◆ WORK TASK:
Each entry should be printed exactly, with its images omitted.

◆ EXERCISE INPUT:
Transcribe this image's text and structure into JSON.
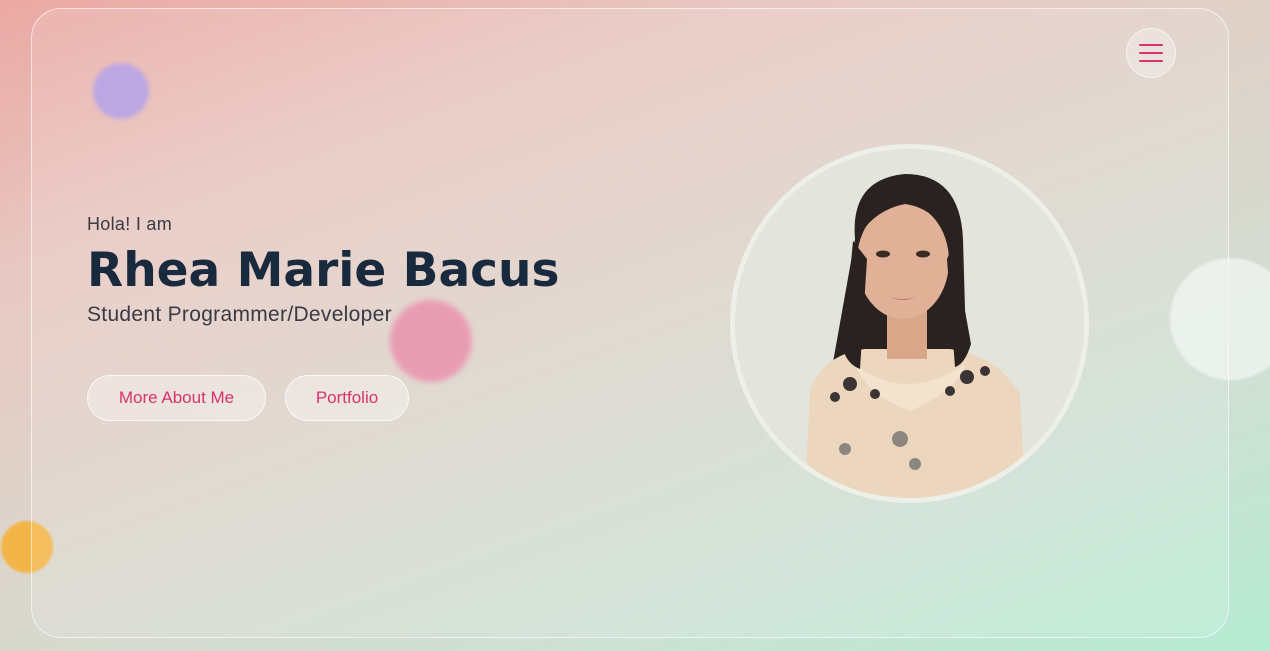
{
  "hero": {
    "greeting": "Hola! I am",
    "name": "Rhea Marie Bacus",
    "role": "Student Programmer/Developer"
  },
  "buttons": {
    "about_label": "More About Me",
    "portfolio_label": "Portfolio"
  },
  "icons": {
    "menu": "hamburger-menu-icon"
  },
  "colors": {
    "accent": "#d6336c",
    "name": "#1a2a3e"
  }
}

◆ RESULT OF THE EXERCISE:
Transcribe this image's text and structure into JSON.
{
  "hero": {
    "greeting": "Hola! I am",
    "name": "Rhea Marie Bacus",
    "role": "Student Programmer/Developer"
  },
  "buttons": {
    "about_label": "More About Me",
    "portfolio_label": "Portfolio"
  },
  "icons": {
    "menu": "hamburger-menu-icon"
  },
  "colors": {
    "accent": "#d6336c",
    "name": "#1a2a3e"
  }
}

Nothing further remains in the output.